WHAT THE TASK REQUIRES:
Go over the lines below, and when one contains the word "battery", copy it.

SOURCE MATERIAL:
++++++++++
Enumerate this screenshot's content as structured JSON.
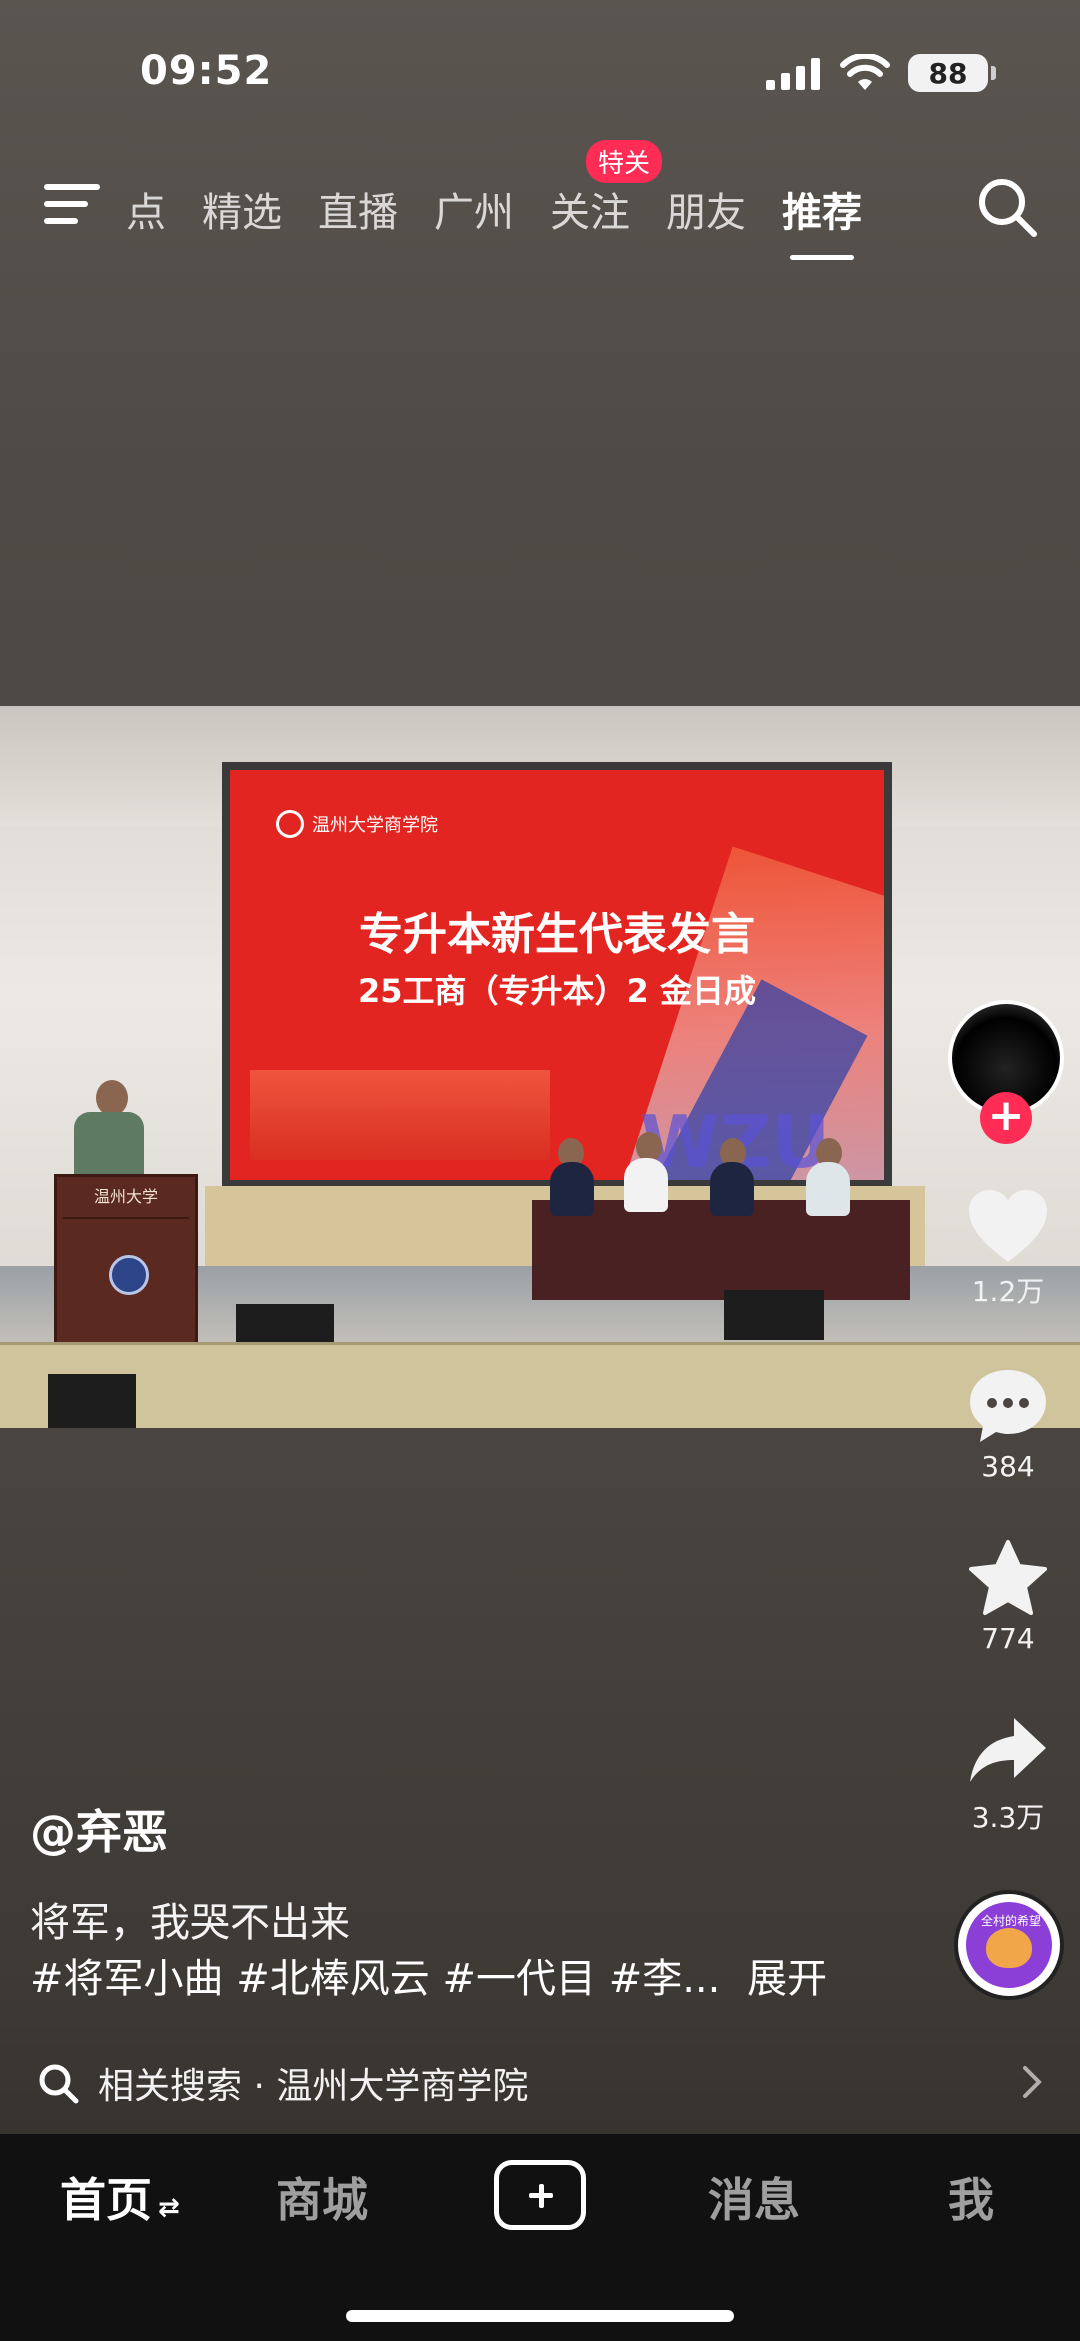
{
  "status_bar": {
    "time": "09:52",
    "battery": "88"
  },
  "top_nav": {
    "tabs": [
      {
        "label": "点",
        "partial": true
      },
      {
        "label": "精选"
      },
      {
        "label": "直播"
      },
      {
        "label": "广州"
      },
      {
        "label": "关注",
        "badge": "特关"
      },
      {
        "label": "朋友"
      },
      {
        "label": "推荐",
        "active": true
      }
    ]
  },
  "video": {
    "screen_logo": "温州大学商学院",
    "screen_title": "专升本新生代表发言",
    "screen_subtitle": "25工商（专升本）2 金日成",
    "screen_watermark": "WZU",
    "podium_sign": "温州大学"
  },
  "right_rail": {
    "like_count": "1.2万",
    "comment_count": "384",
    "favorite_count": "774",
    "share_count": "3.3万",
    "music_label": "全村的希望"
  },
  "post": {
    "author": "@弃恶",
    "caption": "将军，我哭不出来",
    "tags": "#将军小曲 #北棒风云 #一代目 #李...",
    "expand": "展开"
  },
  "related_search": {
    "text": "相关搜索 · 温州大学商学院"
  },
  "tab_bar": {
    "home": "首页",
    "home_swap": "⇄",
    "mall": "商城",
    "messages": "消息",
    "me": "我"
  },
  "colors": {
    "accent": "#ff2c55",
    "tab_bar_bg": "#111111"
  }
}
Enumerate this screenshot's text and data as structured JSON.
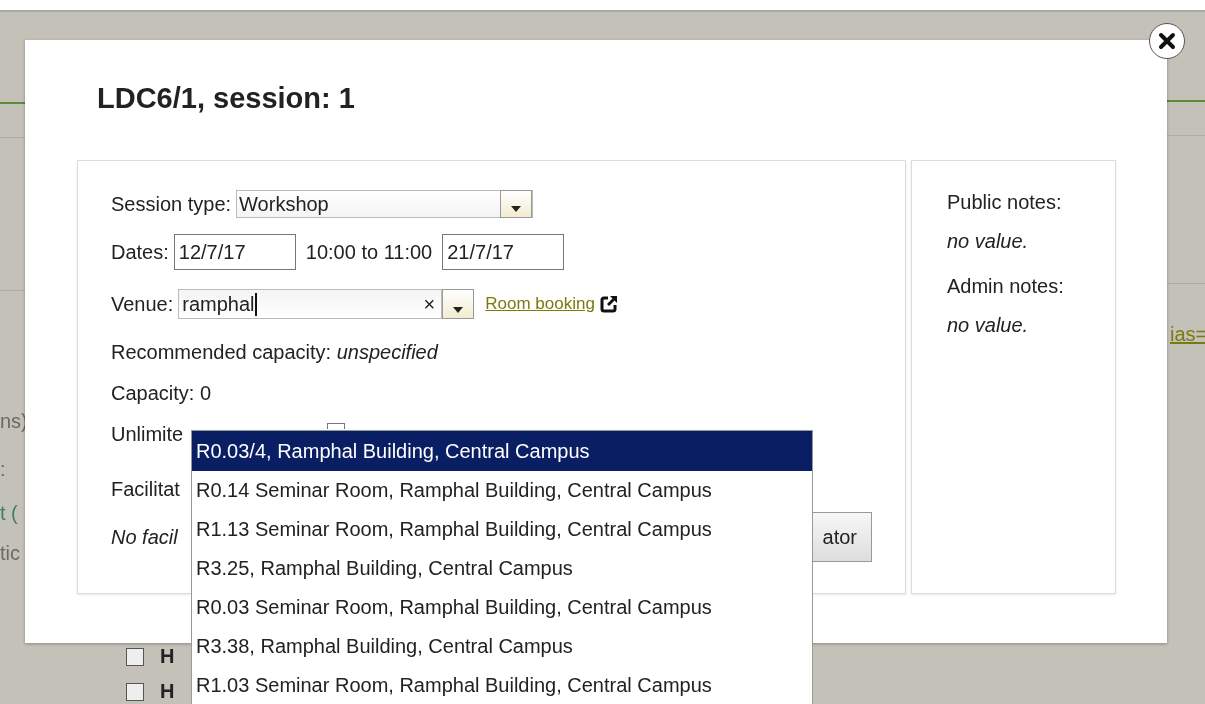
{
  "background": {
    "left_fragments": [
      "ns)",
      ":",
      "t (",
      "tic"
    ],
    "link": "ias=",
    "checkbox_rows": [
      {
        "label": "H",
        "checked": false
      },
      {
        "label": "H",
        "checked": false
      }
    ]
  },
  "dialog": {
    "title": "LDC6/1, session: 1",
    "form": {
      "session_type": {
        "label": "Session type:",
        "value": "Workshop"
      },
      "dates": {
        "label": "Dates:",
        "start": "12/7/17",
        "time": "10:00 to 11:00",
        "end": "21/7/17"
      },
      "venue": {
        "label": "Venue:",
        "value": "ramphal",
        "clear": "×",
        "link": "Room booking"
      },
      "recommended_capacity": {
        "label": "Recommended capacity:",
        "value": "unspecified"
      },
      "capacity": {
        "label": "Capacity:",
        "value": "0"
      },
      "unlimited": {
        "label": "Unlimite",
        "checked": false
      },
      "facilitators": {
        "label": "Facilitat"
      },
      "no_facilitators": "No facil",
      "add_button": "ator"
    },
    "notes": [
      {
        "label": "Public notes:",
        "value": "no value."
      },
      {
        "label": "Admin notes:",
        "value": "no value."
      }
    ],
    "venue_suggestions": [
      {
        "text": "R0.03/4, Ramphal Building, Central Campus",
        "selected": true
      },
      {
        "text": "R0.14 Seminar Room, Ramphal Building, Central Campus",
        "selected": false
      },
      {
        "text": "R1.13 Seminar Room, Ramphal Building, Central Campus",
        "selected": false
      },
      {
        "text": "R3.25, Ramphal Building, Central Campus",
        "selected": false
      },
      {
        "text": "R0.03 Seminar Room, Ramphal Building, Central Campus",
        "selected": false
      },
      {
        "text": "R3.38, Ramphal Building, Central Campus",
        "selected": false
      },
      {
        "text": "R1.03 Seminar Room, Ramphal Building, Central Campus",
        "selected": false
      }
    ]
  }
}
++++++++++
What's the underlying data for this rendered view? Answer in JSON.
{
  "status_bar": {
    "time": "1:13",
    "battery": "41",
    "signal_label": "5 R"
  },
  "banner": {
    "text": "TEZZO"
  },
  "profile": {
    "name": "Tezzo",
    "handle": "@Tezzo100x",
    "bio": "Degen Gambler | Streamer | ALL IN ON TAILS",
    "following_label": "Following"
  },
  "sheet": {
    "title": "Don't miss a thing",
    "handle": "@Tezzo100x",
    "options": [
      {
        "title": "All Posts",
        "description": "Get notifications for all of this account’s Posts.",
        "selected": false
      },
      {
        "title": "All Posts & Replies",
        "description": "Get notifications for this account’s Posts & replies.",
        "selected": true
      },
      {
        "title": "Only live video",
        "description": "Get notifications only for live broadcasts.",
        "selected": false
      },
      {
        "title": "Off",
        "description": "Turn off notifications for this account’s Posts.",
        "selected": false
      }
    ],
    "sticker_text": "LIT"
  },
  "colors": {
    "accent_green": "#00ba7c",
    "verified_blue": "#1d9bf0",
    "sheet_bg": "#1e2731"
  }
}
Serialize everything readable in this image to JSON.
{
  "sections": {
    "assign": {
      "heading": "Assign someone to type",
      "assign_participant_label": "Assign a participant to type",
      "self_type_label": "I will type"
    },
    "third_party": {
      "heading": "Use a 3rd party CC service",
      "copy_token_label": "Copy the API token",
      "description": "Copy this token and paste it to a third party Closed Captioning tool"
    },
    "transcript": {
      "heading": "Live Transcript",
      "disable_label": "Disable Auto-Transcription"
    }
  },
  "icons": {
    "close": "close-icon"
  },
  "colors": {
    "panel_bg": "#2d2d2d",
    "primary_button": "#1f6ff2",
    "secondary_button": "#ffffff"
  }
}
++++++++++
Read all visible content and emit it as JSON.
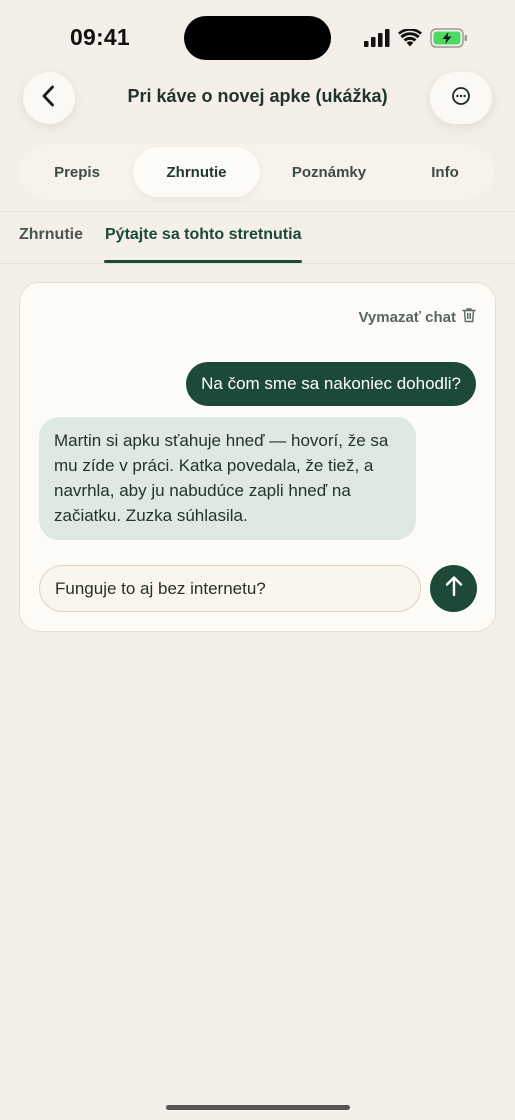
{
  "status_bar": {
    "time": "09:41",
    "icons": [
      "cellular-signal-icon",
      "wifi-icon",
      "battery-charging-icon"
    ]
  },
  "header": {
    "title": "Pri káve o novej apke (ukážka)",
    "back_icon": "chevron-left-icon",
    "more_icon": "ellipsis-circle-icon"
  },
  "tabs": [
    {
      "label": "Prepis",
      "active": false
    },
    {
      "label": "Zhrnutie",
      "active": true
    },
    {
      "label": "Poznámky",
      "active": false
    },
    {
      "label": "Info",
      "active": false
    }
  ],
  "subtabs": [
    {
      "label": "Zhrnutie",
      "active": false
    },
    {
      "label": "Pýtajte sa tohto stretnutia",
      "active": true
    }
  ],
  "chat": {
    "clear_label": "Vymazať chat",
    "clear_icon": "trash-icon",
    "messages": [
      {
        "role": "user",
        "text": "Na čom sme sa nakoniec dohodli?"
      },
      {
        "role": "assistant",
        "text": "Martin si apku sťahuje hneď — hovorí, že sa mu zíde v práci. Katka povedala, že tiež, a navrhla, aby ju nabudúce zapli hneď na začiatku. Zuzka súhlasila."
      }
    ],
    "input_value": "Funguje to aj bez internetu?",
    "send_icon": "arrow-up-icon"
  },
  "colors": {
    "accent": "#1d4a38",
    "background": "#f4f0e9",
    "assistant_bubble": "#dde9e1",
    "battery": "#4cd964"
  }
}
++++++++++
OUTPUT FOR THIS EXERCISE:
    "battery": "88"
    "battery": "41",
      "battery-charging-icon"
    "battery": "#4cd964"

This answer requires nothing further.